It is amazing in the era where the “Robin Hood Tax” is a movement (the idea of the rich paying their fair share for life shared of Star-ship Earth) and the focus on the justice issues; the ideal of romance between Robin Hood and Maid Marian (even though she was a romantic era morphing his devotion to Mary of Nazareth, which in turn was a Papist morphing of his devotion to mother Earth, but I digress).

Yet there is another piece of the story that deserves to be highlighted. For you see, Robin Hood is a meta-narrative, it is why this battle for justice and life has endured through the centuries.For at its heart is the story of the Merry Men in Sherwood Forest. It is not just Robin Hood’s battle against those that stripped him of his life, it is the community of the “Outlaws” that are in hiding for choosing to heal and live life together, and not allow injustice to be visited upon them.

In Robin Hood: Prince of Thieves this was drawn out more fully in the film, by it being not just the outlaws, but their families. The Homeless of the Crusades period, placed outside society due to socio-economics, and choices of what it means. Indigenous Peoples (Saxons) cast outside of the newly invaded and chosen Norman society. Whichever era of Robin Hood mythos you wish to explore it is a story of power/oppression; belonging/loss; and reclamation of deep rooted things in the human spirit:
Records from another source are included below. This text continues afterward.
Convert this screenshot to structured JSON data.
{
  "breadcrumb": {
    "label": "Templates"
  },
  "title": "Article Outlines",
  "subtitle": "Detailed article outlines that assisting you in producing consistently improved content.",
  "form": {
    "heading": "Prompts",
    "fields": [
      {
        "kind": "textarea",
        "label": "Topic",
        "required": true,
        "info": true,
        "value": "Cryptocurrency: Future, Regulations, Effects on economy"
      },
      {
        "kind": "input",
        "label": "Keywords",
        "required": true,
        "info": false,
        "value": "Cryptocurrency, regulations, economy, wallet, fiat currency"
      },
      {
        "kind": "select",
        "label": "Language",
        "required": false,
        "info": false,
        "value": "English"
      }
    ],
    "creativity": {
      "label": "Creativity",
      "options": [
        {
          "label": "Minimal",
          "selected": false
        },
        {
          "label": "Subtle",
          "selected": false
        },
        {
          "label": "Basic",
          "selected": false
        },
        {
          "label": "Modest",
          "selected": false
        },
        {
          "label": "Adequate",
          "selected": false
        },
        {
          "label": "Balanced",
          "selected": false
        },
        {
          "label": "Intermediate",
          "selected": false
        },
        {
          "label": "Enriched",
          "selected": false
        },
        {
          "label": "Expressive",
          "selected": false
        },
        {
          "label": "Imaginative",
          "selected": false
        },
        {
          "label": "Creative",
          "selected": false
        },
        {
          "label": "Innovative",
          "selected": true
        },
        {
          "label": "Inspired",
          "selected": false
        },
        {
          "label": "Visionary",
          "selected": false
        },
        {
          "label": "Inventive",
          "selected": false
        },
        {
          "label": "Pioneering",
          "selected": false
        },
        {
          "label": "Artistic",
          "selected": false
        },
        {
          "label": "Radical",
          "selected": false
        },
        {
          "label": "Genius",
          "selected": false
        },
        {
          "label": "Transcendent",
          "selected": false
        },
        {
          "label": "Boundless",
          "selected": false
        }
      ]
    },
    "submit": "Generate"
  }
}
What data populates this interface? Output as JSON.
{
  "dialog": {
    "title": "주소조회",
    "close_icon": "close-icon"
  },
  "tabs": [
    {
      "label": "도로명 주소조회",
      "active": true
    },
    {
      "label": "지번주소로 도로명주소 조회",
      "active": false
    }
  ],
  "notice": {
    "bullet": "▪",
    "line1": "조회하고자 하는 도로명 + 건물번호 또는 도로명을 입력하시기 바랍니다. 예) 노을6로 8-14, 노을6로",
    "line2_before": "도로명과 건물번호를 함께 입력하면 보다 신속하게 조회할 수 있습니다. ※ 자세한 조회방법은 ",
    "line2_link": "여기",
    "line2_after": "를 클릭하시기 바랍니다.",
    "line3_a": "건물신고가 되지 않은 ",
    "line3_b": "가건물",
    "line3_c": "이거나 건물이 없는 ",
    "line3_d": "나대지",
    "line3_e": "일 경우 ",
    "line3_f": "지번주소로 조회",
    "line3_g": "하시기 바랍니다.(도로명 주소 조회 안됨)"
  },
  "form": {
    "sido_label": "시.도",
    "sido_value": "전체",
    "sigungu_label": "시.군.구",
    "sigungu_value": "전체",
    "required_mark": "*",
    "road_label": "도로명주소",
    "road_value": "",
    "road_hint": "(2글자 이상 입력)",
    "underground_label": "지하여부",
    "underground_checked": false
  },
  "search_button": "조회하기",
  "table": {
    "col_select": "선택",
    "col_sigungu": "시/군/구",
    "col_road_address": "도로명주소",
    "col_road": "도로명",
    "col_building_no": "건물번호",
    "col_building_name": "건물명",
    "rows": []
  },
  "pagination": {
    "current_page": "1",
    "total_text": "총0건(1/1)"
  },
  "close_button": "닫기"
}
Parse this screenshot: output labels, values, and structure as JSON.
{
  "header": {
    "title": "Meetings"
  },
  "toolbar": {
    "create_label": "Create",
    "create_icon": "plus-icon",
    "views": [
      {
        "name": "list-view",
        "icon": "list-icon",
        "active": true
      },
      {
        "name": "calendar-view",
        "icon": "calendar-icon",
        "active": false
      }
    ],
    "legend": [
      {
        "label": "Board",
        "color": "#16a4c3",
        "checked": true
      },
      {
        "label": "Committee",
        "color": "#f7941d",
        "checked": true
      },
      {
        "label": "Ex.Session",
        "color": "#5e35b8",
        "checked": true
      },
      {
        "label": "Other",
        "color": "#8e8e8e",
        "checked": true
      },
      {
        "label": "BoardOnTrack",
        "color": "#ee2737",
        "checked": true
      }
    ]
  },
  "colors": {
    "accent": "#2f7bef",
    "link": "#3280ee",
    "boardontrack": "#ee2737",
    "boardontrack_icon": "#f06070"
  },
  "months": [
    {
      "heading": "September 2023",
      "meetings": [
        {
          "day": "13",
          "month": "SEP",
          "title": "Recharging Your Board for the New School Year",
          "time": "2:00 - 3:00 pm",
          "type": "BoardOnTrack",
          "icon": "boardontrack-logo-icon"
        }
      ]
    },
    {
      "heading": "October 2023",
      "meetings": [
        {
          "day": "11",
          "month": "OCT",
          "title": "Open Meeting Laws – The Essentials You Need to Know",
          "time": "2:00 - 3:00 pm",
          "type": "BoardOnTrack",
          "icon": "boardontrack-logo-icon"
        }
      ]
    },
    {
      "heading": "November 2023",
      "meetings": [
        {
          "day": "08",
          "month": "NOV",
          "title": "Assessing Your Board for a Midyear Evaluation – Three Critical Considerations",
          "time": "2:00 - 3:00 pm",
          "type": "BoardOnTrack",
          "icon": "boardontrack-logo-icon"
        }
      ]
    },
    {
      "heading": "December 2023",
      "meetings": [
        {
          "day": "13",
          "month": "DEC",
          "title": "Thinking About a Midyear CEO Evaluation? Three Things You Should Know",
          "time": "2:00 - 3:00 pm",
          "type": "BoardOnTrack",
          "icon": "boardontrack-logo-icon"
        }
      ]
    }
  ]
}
Love. Peace. Faith. Hope. Compassion. Respect. Empathy. Community… and finally… as the moment of celebration of the wedding scene at the end of most modern films: Family and from family…


Which is what the recent BBC Robin Hood series finale captured beautifully with the regain,

“We are Robin Hood”.

So, are you willing to live it out. . .

The above is a lyric from Nathen Aswell’s conscious pop song, Little by Little and I was reminded of it this morning sitting in a pew at Unity of Calgary. The family was revisiting an old spiritual home due to Nathen’s service, because he was the first real singer my Son resonated with, and it was a surprise on a foggy Calgary Weekend.

Yet the song of the little steps needed to come to love and through that build a home. In the Western World we have a grave assumption of home, okay in Calgary for sure, and that assumption is that a home is a “house” and has four walls, where one has utilities, food… but it is more.

Home is about safety. Home is a sanctuary where you discover to love yourself for who you are, and others love you and it is reciprocated.

This is a journey to discover and build home. Some of us were blessed with this growing up, others discovered it later in life, but the journey of making home new in each circumstance is what is needed. Knowing that what we have gone through before has allowed us the freedom to be in the life we are now. And little by little we need to release the past, heal from it and love into the present.

It is a journey, for those from the Judeo-Christian heritage, it is the story of the Exodus. Just think about it. The Hebrews could have easily just gone from Egypt to the Promised Land, but the stories shows us something more. It shows us an illustration of the metaphysical Easter Story.

The old Hebrew (You) dying away, and the rebirth into the promised reality. That of Home.

So the question is are we willing to take the little steps away from the past to become the new?

Are we willing to move Home?